Records supplied below:

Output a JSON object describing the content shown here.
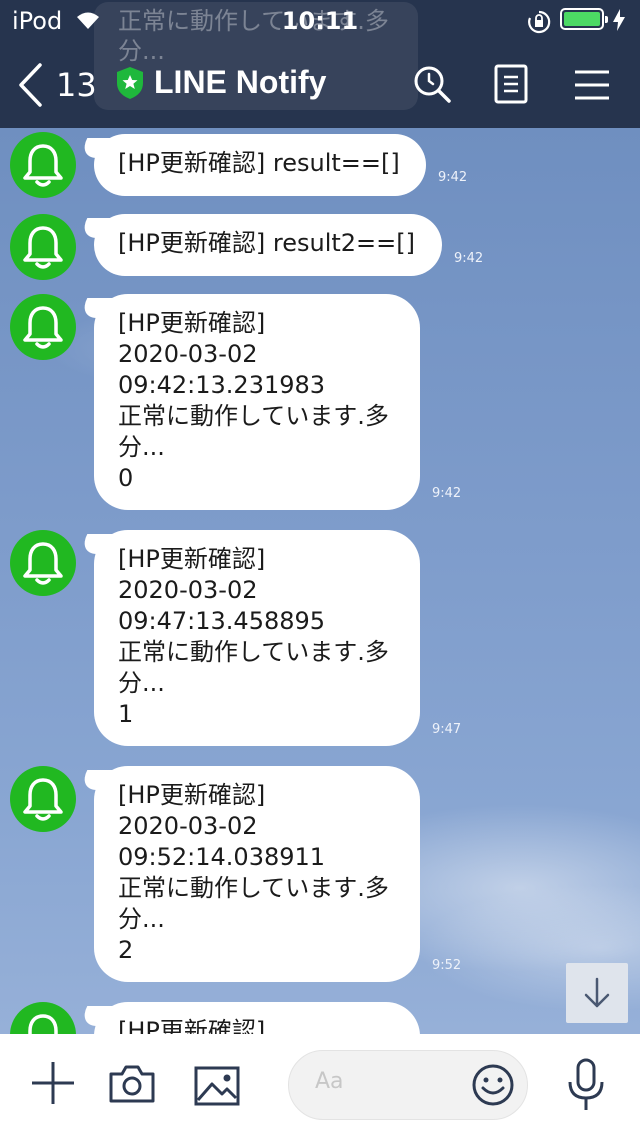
{
  "status": {
    "carrier": "iPod",
    "time": "10:11"
  },
  "header": {
    "back_count": "13",
    "title": "LINE Notify"
  },
  "ghost_notification": {
    "text": "正常に動作しています.多分..."
  },
  "messages": [
    {
      "text": "[HP更新確認] result==[]",
      "time": "9:42"
    },
    {
      "text": "[HP更新確認] result2==[]",
      "time": "9:42"
    },
    {
      "text": "[HP更新確認]\n2020-03-02\n09:42:13.231983\n正常に動作しています.多\n分...\n0",
      "time": "9:42"
    },
    {
      "text": "[HP更新確認]\n2020-03-02\n09:47:13.458895\n正常に動作しています.多\n分...\n1",
      "time": "9:47"
    },
    {
      "text": "[HP更新確認]\n2020-03-02\n09:52:14.038911\n正常に動作しています.多\n分...\n2",
      "time": "9:52"
    },
    {
      "text": "[HP更新確認]",
      "time": ""
    }
  ],
  "composer": {
    "placeholder": "Aa"
  },
  "colors": {
    "header_bg": "#26344e",
    "avatar_green": "#21b821",
    "battery_green": "#4cd964"
  }
}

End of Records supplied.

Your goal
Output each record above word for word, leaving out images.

Written solution
Output a JSON object describing the content shown here.
{
  "status": {
    "carrier": "iPod",
    "time": "10:11"
  },
  "header": {
    "back_count": "13",
    "title": "LINE Notify"
  },
  "ghost_notification": {
    "text": "正常に動作しています.多分..."
  },
  "messages": [
    {
      "text": "[HP更新確認] result==[]",
      "time": "9:42"
    },
    {
      "text": "[HP更新確認] result2==[]",
      "time": "9:42"
    },
    {
      "text": "[HP更新確認]\n2020-03-02\n09:42:13.231983\n正常に動作しています.多\n分...\n0",
      "time": "9:42"
    },
    {
      "text": "[HP更新確認]\n2020-03-02\n09:47:13.458895\n正常に動作しています.多\n分...\n1",
      "time": "9:47"
    },
    {
      "text": "[HP更新確認]\n2020-03-02\n09:52:14.038911\n正常に動作しています.多\n分...\n2",
      "time": "9:52"
    },
    {
      "text": "[HP更新確認]",
      "time": ""
    }
  ],
  "composer": {
    "placeholder": "Aa"
  },
  "colors": {
    "header_bg": "#26344e",
    "avatar_green": "#21b821",
    "battery_green": "#4cd964"
  }
}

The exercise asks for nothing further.